m1817

October 10th, 2014 at 7:53 PM ^

In all fairness, Bo didn't have to deal with HIPAA and student privacy laws.  Now a days, you can hardly say anything about a student without violating some law.

Mr Miggle

October 10th, 2014 at 10:25 PM ^

This is the text of the NCAA HIPAA waiver.

I am making this authorization/consent voluntarily to release my health information otherwise  protected by federal regulations under either the Health Information Portability and Accountability Act (HIPAA) or the Family Educational Rights and Privacy Act of 1974 (the Buckley Amendment). The NCAA and institution are not requiring this authorization/consent to be signed.

 

MaizeNBlueTexan

October 10th, 2014 at 9:00 PM ^

TL:DR

The Shane Morris concusion handling wasn't a great moment for the coaching staff, but is also being blown WAY out of proportion.

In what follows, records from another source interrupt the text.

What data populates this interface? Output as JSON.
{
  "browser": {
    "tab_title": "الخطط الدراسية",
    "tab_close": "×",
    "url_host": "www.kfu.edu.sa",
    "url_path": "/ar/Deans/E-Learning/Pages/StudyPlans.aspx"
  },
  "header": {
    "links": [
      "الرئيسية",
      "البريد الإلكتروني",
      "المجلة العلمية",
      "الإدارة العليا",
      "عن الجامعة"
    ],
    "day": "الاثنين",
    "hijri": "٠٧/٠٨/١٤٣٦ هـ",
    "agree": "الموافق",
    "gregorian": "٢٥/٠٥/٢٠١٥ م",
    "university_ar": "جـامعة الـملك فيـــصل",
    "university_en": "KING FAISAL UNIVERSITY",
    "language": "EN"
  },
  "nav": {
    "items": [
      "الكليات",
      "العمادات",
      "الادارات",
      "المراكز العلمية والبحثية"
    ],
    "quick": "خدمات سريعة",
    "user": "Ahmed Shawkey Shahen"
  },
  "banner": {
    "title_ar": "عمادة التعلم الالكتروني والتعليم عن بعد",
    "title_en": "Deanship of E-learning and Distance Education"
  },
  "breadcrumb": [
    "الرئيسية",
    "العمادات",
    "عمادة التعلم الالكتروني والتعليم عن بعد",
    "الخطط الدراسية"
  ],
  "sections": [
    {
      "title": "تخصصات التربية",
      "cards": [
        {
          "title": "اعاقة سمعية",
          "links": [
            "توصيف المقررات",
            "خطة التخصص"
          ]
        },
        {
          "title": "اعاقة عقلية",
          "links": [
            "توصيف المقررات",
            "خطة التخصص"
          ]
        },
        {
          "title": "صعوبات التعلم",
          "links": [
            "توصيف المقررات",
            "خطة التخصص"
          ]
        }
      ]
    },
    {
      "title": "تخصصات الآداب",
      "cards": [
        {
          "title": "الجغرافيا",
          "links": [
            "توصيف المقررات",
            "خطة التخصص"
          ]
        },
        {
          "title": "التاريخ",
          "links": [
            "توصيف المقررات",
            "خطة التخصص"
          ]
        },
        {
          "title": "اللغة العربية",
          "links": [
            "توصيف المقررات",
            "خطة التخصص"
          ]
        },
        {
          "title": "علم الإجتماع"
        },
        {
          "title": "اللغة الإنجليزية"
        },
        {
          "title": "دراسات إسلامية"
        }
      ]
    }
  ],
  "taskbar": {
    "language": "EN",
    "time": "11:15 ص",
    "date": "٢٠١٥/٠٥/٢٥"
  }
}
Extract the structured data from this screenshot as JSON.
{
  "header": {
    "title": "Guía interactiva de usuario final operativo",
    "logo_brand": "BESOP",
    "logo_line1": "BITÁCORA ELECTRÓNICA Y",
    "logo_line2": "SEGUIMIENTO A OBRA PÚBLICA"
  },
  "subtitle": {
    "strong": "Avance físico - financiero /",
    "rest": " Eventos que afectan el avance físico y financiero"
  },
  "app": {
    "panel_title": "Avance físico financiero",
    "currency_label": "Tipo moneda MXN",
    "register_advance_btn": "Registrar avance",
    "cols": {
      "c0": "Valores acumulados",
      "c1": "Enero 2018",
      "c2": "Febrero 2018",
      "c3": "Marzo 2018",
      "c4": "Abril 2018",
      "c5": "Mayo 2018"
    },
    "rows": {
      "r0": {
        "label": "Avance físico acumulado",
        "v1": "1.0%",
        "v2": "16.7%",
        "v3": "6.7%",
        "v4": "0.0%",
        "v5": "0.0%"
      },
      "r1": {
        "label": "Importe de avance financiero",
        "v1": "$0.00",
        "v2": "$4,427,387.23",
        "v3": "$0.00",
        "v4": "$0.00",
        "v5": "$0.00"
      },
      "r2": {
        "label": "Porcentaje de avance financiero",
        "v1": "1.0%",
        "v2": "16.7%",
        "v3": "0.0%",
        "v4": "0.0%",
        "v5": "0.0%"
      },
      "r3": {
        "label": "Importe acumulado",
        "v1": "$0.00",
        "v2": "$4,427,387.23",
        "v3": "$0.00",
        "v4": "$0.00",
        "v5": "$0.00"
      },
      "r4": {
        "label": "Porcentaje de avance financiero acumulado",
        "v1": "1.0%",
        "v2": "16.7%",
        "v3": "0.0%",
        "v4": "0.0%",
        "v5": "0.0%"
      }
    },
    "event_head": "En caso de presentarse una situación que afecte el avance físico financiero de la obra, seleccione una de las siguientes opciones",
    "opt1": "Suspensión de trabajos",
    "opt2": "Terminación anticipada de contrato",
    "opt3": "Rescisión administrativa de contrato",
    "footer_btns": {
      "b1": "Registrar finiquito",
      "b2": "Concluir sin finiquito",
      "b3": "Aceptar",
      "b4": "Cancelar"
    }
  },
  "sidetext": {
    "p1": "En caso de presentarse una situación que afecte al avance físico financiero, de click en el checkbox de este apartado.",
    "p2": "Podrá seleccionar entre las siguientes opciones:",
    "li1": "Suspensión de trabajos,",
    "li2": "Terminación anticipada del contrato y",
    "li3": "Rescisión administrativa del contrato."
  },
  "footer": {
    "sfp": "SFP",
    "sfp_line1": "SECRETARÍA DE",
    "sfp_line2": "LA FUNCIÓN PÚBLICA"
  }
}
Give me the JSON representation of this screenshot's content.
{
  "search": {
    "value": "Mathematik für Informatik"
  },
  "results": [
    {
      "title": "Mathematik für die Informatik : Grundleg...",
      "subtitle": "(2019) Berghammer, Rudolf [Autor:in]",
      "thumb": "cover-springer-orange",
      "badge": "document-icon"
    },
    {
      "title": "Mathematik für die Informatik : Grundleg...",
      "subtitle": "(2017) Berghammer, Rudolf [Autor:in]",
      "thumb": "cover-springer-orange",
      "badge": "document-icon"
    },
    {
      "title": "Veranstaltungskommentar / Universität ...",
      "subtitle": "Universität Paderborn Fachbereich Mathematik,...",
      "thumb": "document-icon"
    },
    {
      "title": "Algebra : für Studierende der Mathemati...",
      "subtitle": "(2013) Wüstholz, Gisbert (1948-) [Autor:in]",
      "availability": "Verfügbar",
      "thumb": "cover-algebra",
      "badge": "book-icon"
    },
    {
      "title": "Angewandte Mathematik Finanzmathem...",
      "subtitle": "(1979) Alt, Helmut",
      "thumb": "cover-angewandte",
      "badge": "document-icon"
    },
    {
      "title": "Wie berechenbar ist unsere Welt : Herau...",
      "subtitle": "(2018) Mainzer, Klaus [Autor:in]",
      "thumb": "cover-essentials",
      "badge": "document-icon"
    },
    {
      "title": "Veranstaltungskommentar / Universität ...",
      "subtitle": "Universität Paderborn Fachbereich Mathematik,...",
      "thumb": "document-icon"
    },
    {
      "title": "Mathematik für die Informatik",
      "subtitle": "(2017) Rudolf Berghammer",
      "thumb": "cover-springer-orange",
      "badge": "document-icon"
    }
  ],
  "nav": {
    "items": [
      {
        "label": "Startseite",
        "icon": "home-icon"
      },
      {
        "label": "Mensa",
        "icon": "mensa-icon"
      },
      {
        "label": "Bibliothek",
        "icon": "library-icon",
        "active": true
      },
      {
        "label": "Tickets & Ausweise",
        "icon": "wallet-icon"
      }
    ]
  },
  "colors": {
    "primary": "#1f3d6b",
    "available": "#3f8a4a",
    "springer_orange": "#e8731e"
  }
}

Aren't the refs there to protect the players? Why is there no uproar against the ref to eject that player from the game when he helmet to helmet hit Shane? Oh, the refs aren't under scrutiny due to lots of lost games.

On a more important note. Real men ctrl+V to paste.

Webber's Pimp

October 11th, 2014 at 2:38 PM ^

You are right on point. The incident could have been handled better. People have made a huge stink over this but the reality is Michigan is representayive of the state of the college game up to the incident in question. I guarantee you that Hoke would not have had to endure the wrath of fans and media had this team been undefeated. .. The good thing is the sequence of events will lead to a reform of sorts. Michigan has already implemented measures which will probably be set the standard for most other programs out there. Let's be honest, I seriously doubt other schools had a system in place to deal with concussion incidents on a real time basis during games. This whole mess will force everybody to take a good hard look at the way concussions are handled. 

Webber's Pimp

October 11th, 2014 at 10:58 AM ^

I'm not sure what your point is. That is unless you're implying that Hoke should have never benched a 5th year Senior gamebreaking QB for an unproven, inaccurate, inexperienced, cannon armed sophmore.